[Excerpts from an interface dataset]
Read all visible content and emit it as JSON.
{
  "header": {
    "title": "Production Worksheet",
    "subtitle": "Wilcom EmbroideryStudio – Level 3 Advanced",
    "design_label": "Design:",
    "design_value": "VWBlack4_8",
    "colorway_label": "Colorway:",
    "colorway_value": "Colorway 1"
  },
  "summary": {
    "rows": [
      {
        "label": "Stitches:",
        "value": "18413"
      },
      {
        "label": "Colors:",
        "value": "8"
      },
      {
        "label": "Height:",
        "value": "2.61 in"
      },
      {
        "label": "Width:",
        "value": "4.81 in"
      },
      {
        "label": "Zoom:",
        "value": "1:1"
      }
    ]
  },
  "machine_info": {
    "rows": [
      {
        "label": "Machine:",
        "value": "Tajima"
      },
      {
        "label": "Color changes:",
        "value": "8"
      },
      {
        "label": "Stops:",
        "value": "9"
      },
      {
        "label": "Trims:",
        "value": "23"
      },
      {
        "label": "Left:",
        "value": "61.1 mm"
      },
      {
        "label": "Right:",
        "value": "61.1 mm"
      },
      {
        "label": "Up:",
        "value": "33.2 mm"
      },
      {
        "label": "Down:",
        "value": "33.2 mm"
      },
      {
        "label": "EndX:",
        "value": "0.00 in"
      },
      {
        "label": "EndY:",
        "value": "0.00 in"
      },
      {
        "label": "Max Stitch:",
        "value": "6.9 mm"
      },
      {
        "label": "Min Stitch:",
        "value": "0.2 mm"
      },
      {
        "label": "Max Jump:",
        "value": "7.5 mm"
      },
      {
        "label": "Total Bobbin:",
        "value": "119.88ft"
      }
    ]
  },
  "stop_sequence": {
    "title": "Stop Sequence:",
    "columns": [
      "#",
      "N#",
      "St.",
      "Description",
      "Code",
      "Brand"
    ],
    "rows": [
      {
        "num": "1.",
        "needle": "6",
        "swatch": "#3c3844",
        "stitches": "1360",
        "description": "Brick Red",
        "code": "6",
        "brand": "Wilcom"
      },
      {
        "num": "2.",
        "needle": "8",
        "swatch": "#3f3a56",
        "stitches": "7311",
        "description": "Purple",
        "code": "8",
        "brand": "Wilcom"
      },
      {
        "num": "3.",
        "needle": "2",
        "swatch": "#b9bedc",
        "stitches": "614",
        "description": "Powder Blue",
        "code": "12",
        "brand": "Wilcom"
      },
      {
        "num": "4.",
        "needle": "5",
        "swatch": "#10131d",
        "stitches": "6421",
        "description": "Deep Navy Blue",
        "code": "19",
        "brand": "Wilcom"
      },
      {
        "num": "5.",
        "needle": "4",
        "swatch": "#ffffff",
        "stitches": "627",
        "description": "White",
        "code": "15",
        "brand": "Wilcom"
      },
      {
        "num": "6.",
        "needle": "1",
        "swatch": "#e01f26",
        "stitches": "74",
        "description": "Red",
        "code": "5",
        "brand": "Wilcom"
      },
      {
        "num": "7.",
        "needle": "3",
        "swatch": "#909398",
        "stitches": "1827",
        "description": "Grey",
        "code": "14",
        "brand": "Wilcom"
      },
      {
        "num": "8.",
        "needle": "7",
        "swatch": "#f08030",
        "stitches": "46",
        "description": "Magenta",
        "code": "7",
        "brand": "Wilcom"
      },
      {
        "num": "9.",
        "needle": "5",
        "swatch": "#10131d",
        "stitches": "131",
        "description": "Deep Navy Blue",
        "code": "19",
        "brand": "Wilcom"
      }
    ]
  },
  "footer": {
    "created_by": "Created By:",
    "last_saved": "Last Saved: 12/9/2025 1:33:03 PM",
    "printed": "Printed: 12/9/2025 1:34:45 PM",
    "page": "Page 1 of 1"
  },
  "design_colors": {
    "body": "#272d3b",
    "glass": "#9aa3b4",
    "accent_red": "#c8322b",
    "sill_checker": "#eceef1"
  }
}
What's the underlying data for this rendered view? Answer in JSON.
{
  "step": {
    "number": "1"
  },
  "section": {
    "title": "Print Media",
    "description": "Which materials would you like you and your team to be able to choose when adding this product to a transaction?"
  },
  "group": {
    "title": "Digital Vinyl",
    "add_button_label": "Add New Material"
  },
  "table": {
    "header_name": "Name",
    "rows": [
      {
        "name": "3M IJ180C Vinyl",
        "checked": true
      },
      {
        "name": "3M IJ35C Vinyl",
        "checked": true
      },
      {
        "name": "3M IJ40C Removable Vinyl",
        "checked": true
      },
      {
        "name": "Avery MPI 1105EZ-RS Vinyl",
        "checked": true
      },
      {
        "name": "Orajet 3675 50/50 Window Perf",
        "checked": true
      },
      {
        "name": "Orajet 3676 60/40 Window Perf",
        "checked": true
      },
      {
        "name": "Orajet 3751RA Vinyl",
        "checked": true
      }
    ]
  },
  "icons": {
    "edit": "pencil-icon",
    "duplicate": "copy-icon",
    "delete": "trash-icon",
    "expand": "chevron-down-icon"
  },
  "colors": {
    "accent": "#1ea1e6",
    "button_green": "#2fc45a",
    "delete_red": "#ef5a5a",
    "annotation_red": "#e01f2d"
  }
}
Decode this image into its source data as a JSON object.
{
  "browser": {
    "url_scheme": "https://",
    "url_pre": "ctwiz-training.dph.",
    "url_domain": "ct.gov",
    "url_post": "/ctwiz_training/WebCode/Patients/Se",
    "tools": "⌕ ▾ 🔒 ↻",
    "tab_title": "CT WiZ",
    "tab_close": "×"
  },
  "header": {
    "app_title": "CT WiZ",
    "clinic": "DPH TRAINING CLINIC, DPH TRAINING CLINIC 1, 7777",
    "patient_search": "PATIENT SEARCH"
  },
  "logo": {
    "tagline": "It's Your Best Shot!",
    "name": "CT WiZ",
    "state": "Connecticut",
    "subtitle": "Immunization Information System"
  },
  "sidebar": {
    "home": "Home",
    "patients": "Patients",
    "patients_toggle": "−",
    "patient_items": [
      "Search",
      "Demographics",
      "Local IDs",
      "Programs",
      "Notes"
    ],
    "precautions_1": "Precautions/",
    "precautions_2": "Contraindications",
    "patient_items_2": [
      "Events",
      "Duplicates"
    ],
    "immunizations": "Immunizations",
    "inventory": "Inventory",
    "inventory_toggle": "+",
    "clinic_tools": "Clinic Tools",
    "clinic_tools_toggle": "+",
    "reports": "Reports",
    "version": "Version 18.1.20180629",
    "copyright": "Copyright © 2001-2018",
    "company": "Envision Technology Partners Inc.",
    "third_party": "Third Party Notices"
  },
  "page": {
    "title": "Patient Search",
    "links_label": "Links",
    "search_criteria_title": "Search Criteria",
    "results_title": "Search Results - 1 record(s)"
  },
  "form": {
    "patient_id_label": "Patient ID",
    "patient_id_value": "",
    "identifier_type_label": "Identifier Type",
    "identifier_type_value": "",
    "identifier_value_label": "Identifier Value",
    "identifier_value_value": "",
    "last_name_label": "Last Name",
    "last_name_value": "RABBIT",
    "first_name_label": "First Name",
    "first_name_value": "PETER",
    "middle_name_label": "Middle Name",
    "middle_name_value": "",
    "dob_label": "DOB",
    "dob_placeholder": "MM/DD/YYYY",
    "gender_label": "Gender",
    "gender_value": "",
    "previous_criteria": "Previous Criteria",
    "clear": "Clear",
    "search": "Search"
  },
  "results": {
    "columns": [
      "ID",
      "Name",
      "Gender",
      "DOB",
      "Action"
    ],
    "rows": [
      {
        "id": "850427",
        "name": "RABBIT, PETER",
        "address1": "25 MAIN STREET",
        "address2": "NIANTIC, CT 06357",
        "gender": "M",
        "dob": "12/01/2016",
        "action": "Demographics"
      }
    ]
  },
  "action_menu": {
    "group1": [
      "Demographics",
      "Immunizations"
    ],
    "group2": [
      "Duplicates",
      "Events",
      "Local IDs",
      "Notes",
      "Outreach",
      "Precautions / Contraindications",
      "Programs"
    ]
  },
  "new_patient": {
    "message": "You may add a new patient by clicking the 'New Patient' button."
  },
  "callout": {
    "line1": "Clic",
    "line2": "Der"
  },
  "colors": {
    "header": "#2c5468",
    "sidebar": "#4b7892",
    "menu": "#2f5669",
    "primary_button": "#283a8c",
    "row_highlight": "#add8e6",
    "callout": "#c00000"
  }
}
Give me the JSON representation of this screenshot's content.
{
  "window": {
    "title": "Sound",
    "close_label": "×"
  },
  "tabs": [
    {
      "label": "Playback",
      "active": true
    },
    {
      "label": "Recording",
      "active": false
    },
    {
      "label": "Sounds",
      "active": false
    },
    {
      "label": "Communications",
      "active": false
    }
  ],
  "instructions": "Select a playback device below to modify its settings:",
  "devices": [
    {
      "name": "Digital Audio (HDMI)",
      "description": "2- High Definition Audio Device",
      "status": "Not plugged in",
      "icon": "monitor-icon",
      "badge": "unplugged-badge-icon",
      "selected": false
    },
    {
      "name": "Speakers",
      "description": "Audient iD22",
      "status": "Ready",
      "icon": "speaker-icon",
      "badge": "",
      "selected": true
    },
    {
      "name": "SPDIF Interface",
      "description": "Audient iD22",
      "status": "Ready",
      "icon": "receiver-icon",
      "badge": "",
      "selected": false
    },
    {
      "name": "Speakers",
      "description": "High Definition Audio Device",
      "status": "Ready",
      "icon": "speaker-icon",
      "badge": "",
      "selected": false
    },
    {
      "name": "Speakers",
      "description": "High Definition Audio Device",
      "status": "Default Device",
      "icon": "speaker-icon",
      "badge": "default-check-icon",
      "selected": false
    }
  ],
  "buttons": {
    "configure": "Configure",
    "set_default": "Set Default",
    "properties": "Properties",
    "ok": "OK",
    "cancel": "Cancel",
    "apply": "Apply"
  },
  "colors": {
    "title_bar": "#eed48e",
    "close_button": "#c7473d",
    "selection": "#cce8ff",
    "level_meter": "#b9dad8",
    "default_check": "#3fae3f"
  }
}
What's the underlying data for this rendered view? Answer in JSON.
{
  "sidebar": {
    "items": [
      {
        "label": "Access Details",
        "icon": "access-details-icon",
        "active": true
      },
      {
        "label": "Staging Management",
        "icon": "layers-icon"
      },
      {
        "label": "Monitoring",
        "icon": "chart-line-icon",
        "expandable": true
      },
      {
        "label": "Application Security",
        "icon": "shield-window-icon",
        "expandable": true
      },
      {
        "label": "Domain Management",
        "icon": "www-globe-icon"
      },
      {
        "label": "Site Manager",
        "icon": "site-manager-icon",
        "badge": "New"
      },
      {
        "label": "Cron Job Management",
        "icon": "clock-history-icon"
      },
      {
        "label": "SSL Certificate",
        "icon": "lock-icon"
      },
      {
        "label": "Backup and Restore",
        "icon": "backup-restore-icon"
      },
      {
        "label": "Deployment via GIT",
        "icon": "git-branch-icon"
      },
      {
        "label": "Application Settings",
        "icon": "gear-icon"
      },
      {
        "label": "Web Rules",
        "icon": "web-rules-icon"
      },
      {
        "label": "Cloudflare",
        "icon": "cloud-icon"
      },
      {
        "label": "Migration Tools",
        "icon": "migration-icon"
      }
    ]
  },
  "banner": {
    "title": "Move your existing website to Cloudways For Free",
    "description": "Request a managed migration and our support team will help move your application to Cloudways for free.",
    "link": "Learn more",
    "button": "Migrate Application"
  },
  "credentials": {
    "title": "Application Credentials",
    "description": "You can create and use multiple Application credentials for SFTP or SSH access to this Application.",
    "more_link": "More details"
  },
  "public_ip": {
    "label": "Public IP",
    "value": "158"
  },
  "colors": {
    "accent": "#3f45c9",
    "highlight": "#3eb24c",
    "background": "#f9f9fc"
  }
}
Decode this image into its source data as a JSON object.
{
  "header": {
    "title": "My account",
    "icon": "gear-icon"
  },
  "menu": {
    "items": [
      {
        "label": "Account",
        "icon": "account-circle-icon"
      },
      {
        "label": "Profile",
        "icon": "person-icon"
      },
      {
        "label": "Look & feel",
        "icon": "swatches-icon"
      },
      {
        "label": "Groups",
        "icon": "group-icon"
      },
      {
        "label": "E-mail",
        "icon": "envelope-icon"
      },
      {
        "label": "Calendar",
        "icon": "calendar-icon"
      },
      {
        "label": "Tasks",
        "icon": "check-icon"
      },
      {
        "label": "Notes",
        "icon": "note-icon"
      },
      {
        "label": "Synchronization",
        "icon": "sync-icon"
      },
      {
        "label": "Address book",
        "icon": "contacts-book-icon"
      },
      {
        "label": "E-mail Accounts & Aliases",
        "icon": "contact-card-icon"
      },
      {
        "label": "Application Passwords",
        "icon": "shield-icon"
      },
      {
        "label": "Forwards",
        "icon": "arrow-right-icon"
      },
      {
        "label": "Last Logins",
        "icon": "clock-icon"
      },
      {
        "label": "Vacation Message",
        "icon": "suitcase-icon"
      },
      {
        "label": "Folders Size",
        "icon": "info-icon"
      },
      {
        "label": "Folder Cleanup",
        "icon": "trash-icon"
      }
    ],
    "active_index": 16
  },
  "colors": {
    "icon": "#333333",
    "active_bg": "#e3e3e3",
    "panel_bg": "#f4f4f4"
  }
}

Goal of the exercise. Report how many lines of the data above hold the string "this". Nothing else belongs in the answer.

Response to the exercise. 7